- What this task involves: Down to the final line, return the records unchanged.

- Data shown:
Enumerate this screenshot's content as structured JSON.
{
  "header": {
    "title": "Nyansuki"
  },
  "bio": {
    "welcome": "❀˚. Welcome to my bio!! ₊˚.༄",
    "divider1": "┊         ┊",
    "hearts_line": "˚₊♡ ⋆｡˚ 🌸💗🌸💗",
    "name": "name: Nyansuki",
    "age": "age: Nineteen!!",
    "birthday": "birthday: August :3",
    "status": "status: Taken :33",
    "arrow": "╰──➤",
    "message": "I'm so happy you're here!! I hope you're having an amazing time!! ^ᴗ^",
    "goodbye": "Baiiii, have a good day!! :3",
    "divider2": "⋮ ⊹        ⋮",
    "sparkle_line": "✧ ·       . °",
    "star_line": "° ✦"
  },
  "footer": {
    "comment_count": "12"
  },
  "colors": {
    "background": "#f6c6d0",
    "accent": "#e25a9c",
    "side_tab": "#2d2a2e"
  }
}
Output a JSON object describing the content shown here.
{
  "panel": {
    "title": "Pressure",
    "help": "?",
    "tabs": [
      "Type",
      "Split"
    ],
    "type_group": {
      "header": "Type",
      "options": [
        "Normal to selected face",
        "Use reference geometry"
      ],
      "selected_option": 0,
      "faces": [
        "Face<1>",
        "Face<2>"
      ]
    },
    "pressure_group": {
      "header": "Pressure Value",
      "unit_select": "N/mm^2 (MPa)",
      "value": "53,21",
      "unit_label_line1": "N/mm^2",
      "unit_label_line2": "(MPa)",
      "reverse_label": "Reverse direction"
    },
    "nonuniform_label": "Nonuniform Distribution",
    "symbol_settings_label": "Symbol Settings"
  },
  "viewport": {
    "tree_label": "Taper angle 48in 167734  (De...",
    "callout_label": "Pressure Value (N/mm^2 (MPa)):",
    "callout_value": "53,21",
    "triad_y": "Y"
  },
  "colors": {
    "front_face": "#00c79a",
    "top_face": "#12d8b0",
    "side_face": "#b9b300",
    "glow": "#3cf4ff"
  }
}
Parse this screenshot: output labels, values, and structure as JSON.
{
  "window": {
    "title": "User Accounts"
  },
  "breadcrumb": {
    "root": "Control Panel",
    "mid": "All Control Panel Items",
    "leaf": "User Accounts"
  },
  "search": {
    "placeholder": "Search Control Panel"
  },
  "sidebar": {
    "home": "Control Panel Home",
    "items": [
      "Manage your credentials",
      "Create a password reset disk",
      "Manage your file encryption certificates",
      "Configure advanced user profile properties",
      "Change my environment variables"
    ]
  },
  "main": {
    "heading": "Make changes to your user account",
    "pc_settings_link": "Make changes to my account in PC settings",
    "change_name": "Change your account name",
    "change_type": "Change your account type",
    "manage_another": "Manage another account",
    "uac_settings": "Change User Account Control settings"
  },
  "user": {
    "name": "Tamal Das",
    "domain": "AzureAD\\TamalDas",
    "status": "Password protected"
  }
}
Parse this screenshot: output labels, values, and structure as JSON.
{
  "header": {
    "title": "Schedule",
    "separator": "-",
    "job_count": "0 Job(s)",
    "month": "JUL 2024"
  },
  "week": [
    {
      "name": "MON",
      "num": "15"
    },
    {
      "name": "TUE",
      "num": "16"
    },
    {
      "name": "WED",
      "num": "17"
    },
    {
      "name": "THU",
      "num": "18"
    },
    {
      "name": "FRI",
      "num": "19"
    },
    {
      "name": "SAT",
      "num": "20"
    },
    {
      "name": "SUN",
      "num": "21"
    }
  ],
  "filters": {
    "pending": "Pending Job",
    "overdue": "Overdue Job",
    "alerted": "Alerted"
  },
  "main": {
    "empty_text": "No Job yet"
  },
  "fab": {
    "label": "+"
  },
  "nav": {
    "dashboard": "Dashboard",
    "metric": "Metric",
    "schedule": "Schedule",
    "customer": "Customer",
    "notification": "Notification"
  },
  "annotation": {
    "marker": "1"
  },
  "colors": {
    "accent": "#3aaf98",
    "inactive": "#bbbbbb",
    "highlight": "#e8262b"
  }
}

- Task result:
Enumerate this screenshot's content as structured JSON.
{
  "header": {
    "title": "Nyansuki"
  },
  "bio": {
    "welcome": "❀˚. Welcome to my bio!! ₊˚.༄",
    "divider1": "┊         ┊",
    "hearts_line": "˚₊♡ ⋆｡˚ 🌸💗🌸💗",
    "name": "name: Nyansuki",
    "age": "age: Nineteen!!",
    "birthday": "birthday: August :3",
    "status": "status: Taken :33",
    "arrow": "╰──➤",
    "message": "I'm so happy you're here!! I hope you're having an amazing time!! ^ᴗ^",
    "goodbye": "Baiiii, have a good day!! :3",
    "divider2": "⋮ ⊹        ⋮",
    "sparkle_line": "✧ ·       . °",
    "star_line": "° ✦"
  },
  "footer": {
    "comment_count": "12"
  },
  "colors": {
    "background": "#f6c6d0",
    "accent": "#e25a9c",
    "side_tab": "#2d2a2e"
  }
}
Output a JSON object describing the content shown here.
{
  "panel": {
    "title": "Pressure",
    "help": "?",
    "tabs": [
      "Type",
      "Split"
    ],
    "type_group": {
      "header": "Type",
      "options": [
        "Normal to selected face",
        "Use reference geometry"
      ],
      "selected_option": 0,
      "faces": [
        "Face<1>",
        "Face<2>"
      ]
    },
    "pressure_group": {
      "header": "Pressure Value",
      "unit_select": "N/mm^2 (MPa)",
      "value": "53,21",
      "unit_label_line1": "N/mm^2",
      "unit_label_line2": "(MPa)",
      "reverse_label": "Reverse direction"
    },
    "nonuniform_label": "Nonuniform Distribution",
    "symbol_settings_label": "Symbol Settings"
  },
  "viewport": {
    "tree_label": "Taper angle 48in 167734  (De...",
    "callout_label": "Pressure Value (N/mm^2 (MPa)):",
    "callout_value": "53,21",
    "triad_y": "Y"
  },
  "colors": {
    "front_face": "#00c79a",
    "top_face": "#12d8b0",
    "side_face": "#b9b300",
    "glow": "#3cf4ff"
  }
}
Parse this screenshot: output labels, values, and structure as JSON.
{
  "window": {
    "title": "User Accounts"
  },
  "breadcrumb": {
    "root": "Control Panel",
    "mid": "All Control Panel Items",
    "leaf": "User Accounts"
  },
  "search": {
    "placeholder": "Search Control Panel"
  },
  "sidebar": {
    "home": "Control Panel Home",
    "items": [
      "Manage your credentials",
      "Create a password reset disk",
      "Manage your file encryption certificates",
      "Configure advanced user profile properties",
      "Change my environment variables"
    ]
  },
  "main": {
    "heading": "Make changes to your user account",
    "pc_settings_link": "Make changes to my account in PC settings",
    "change_name": "Change your account name",
    "change_type": "Change your account type",
    "manage_another": "Manage another account",
    "uac_settings": "Change User Account Control settings"
  },
  "user": {
    "name": "Tamal Das",
    "domain": "AzureAD\\TamalDas",
    "status": "Password protected"
  }
}
Parse this screenshot: output labels, values, and structure as JSON.
{
  "header": {
    "title": "Schedule",
    "separator": "-",
    "job_count": "0 Job(s)",
    "month": "JUL 2024"
  },
  "week": [
    {
      "name": "MON",
      "num": "15"
    },
    {
      "name": "TUE",
      "num": "16"
    },
    {
      "name": "WED",
      "num": "17"
    },
    {
      "name": "THU",
      "num": "18"
    },
    {
      "name": "FRI",
      "num": "19"
    },
    {
      "name": "SAT",
      "num": "20"
    },
    {
      "name": "SUN",
      "num": "21"
    }
  ],
  "filters": {
    "pending": "Pending Job",
    "overdue": "Overdue Job",
    "alerted": "Alerted"
  },
  "main": {
    "empty_text": "No Job yet"
  },
  "fab": {
    "label": "+"
  },
  "nav": {
    "dashboard": "Dashboard",
    "metric": "Metric",
    "schedule": "Schedule",
    "customer": "Customer",
    "notification": "Notification"
  },
  "annotation": {
    "marker": "1"
  },
  "colors": {
    "accent": "#3aaf98",
    "inactive": "#bbbbbb",
    "highlight": "#e8262b"
  }
}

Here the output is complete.